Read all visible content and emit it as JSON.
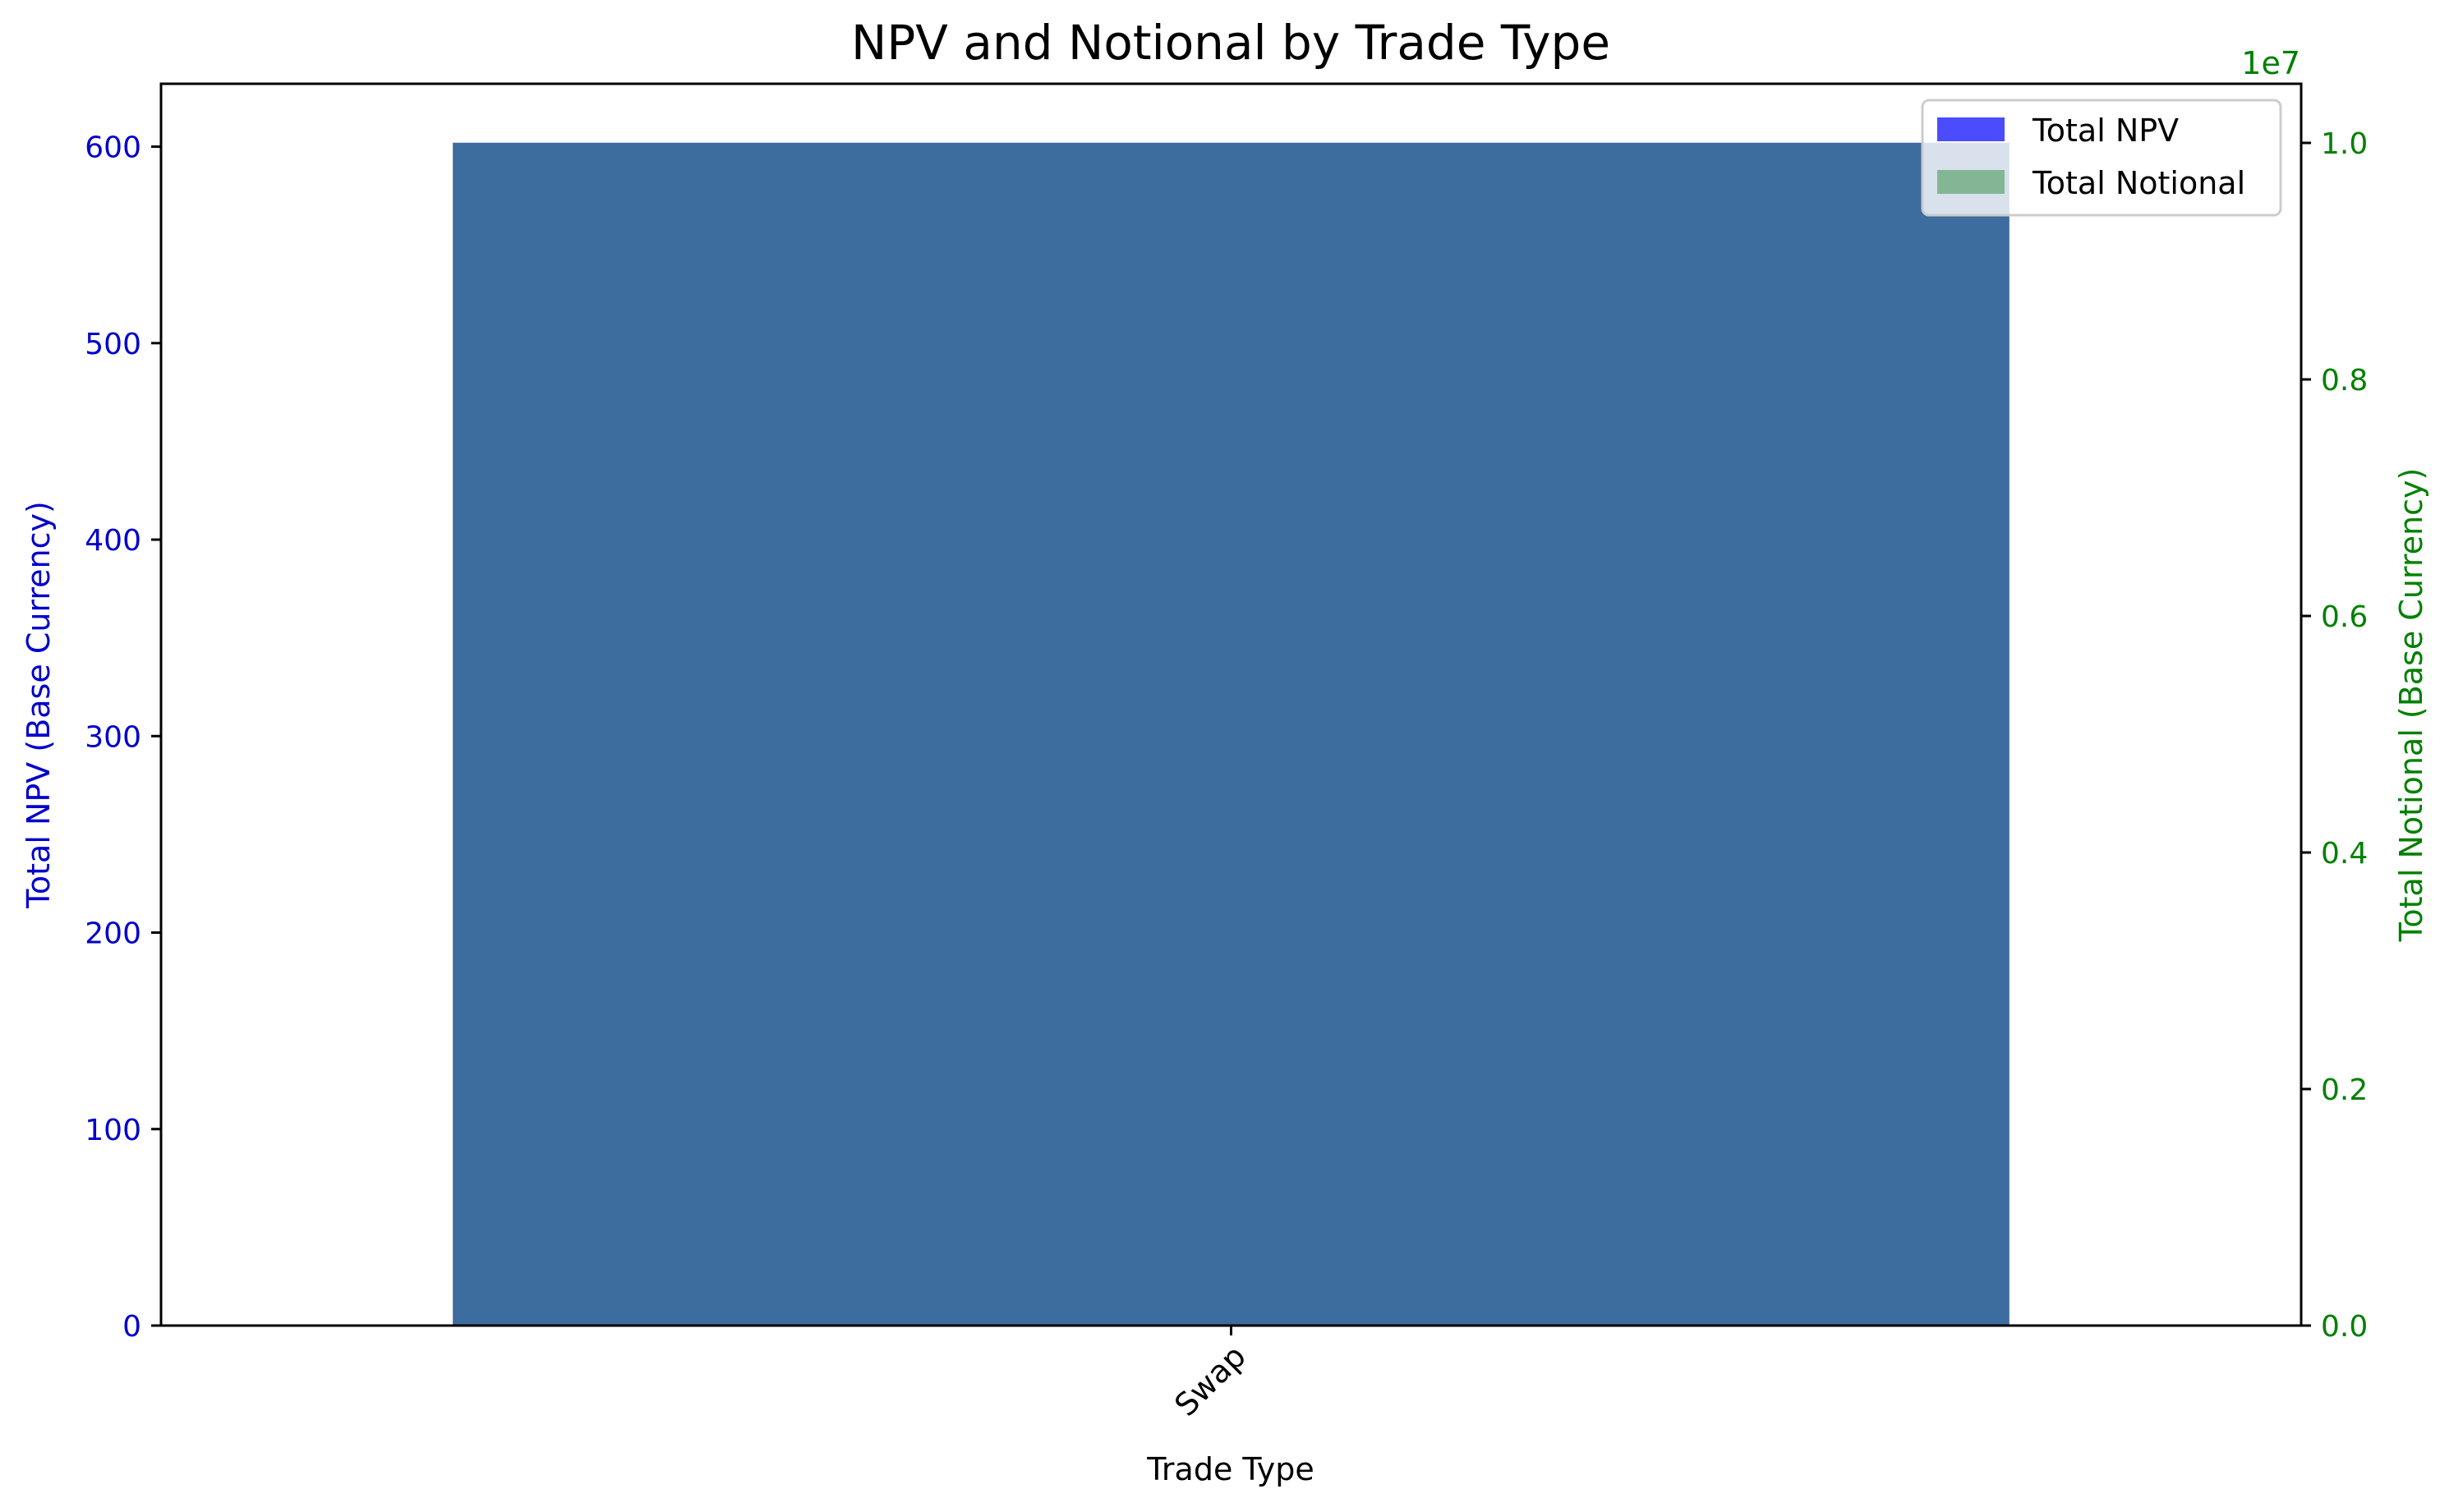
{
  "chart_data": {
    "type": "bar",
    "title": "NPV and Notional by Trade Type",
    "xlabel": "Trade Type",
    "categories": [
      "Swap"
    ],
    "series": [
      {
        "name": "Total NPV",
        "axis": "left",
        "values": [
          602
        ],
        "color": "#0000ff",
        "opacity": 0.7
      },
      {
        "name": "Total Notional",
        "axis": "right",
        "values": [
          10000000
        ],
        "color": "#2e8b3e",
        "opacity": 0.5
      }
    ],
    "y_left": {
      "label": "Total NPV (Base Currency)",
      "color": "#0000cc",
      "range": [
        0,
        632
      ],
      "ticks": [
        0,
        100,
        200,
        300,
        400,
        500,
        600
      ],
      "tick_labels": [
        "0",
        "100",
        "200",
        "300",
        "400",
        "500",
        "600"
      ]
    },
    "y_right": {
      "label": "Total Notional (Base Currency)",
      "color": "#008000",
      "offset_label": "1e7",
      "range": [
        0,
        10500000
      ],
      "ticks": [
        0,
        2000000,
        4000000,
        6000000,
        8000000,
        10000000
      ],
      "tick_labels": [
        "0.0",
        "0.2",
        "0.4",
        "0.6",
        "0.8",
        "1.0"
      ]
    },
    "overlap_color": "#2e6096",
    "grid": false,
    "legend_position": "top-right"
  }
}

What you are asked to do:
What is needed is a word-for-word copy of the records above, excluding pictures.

Exercise result:
Read all visible content and emit it as JSON.
{
  "chart_data": {
    "type": "bar",
    "title": "NPV and Notional by Trade Type",
    "xlabel": "Trade Type",
    "categories": [
      "Swap"
    ],
    "series": [
      {
        "name": "Total NPV",
        "axis": "left",
        "values": [
          602
        ],
        "color": "#0000ff",
        "opacity": 0.7
      },
      {
        "name": "Total Notional",
        "axis": "right",
        "values": [
          10000000
        ],
        "color": "#2e8b3e",
        "opacity": 0.5
      }
    ],
    "y_left": {
      "label": "Total NPV (Base Currency)",
      "color": "#0000cc",
      "range": [
        0,
        632
      ],
      "ticks": [
        0,
        100,
        200,
        300,
        400,
        500,
        600
      ],
      "tick_labels": [
        "0",
        "100",
        "200",
        "300",
        "400",
        "500",
        "600"
      ]
    },
    "y_right": {
      "label": "Total Notional (Base Currency)",
      "color": "#008000",
      "offset_label": "1e7",
      "range": [
        0,
        10500000
      ],
      "ticks": [
        0,
        2000000,
        4000000,
        6000000,
        8000000,
        10000000
      ],
      "tick_labels": [
        "0.0",
        "0.2",
        "0.4",
        "0.6",
        "0.8",
        "1.0"
      ]
    },
    "overlap_color": "#2e6096",
    "grid": false,
    "legend_position": "top-right"
  }
}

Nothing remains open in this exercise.